One high-profile piece of legislation missing from the slate introduced Thursday: a bill to lift the federal ban on crude oil exports. Murkowski said she will release that bill separately next week.
Posted May 6, 2015
BloombergBusiness: The U.S. will become one of the world’s largest oil exporters if domestic production continues to surge and policy makers lift a four-decade ban that keeps most crude from leaving the country, a government-sponsored study shows.
America would be capable of sending as much as 2.4 million barrels a day overseas in 2025 if federal policy makers were to eliminate restrictions on most crude exports, an analysis by Turner, Mason & Co. for the Energy Information Administration shows.
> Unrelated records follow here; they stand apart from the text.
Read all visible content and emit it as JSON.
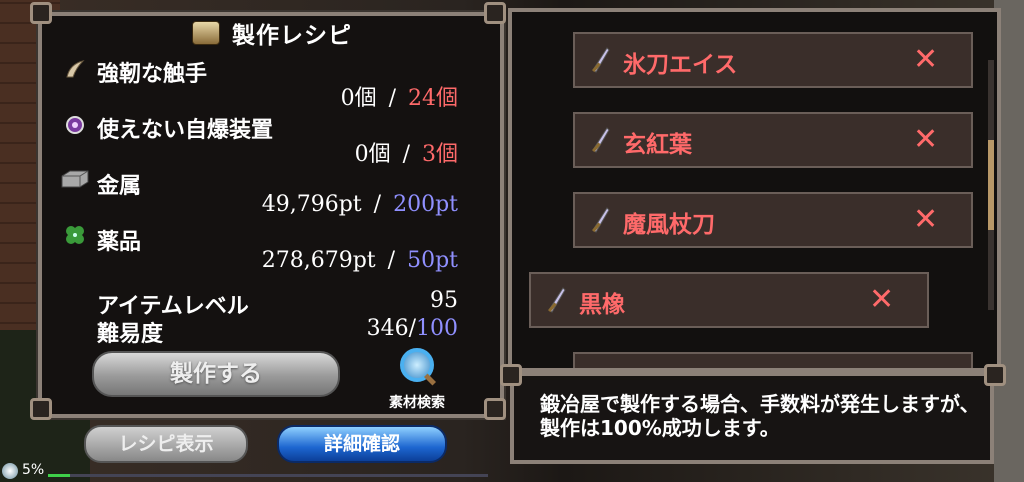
{
  "recipe": {
    "title": "製作レシピ",
    "materials": [
      {
        "name": "強靭な触手",
        "have": "0個",
        "need": "24個",
        "icon": "horn-icon",
        "need_color": "#ff6a6a"
      },
      {
        "name": "使えない自爆装置",
        "have": "0個",
        "need": "3個",
        "icon": "orb-icon",
        "need_color": "#ff6a6a"
      },
      {
        "name": "金属",
        "have": "49,796pt",
        "need": "200pt",
        "icon": "metal-ingot-icon",
        "need_color": "#9090ff"
      },
      {
        "name": "薬品",
        "have": "278,679pt",
        "need": "50pt",
        "icon": "clover-icon",
        "need_color": "#9090ff"
      }
    ],
    "separator": "/",
    "item_level_label": "アイテムレベル",
    "item_level_value": "95",
    "difficulty_label": "難易度",
    "difficulty_value": "346/",
    "difficulty_max": "100",
    "craft_button": "製作する",
    "search_label": "素材検索"
  },
  "buttons": {
    "recipe_display": "レシピ表示",
    "detail_confirm": "詳細確認"
  },
  "status": {
    "percent": "5%",
    "progress": 0.05
  },
  "list": {
    "items": [
      {
        "name": "氷刀エイス",
        "icon": "sword-icon",
        "remove": "✕"
      },
      {
        "name": "玄紅葉",
        "icon": "sword-icon",
        "remove": "✕"
      },
      {
        "name": "魔風杖刀",
        "icon": "sword-icon",
        "remove": "✕"
      },
      {
        "name": "黒橡",
        "icon": "sword-icon",
        "remove": "✕"
      }
    ]
  },
  "message": "鍛冶屋で製作する場合、手数料が発生しますが、製作は100%成功します。",
  "colors": {
    "insufficient": "#ff6a6a",
    "sufficient": "#9090ff",
    "accent": "#1d66d0"
  }
}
That would make the U.S. the fourth-largest oil exporter, behind Saudi Arabia, Russia and the United Arab Emirates, based on 2013 EIA data. The report assumes domestic output rises by 7.2 million barrels a day from 2013.
The analysis is part of a series of studies the U.S. government is performing following a 71 percent surge in domestic oil production over the last four years. Drillers including Harold Hamm of Continental Resources Inc. and John Hess of Hess Corp. have been calling on the government to lift the ban on crude exports as they pump more light oil out of shale formations from North Dakota to Texas.
Posted May 5, 2015
Energy Outlook Blog (Geoff Styles): The US Energy Information Administration's latest Annual Energy Outlook features the key finding that the US is on track to reduce its net energy imports to essentially zero by 2030, if not sooner. That might seem surprising, in light of the recent collapse of oil prices and the resulting significant slowdown in drilling. EIA has covered that base, as well, in a side-case in which oil prices remain under $80 per barrel through 2040, and net imports bottom out at around 5% of total energy demand. Either way, this is as close to true US energy independence as I ever expected to see.
It wasn't that many years ago that such an outcome seemed ludicrously unattainable. I recall patiently explaining to various audiences that we simply couldn't drill our way to energy independence. The forecast of self-sufficiency that EIA has assembled depends on a lot more than just drilling, but without the development of previously inaccessible oil and gas resources through advanced drilling technology and hydraulic fracturing, a.k.a. "fracking", it couldn't be made at all. The growing contributions of various renewables are still dwarfed by oil and natural gas, for now.
Posted May 4, 2015
USA Today: The U.S. economy may not be benefiting as much as anticipated from the collapse in oil prices over the past 10 months. In fact, for oil-producing states, the decline of some 50% is taking a toll.
But one thing seems clear: The nation as a whole is nowhere near as susceptible to sharp swings in oil prices — one way or the other — as it was for decades.
That was the message from Jason Furman, the chairman of the White House Council of Economic Advisers and President Obama's chief economist, at a New York forum held by the Columbia University Center on Global Energy Policy.
Furman spoke one day before the U.S. government reported an annual growth rate of just 0.2% for the nation's gross domestic production from January through March, down substantially from a 2.2% pace in the fourth quarter of 2014.
Among the factors was consumer spending, which rose by only 1.9% in the first quarter compared with a 4.4% increase in the previous quarter.
Consumers proved slow to spend their savings from lower gasoline prices, savings that economists estimate at $700 per household, as Furman pointed out. But that reluctance may change soon, to the benefit of the nation's economy, he added.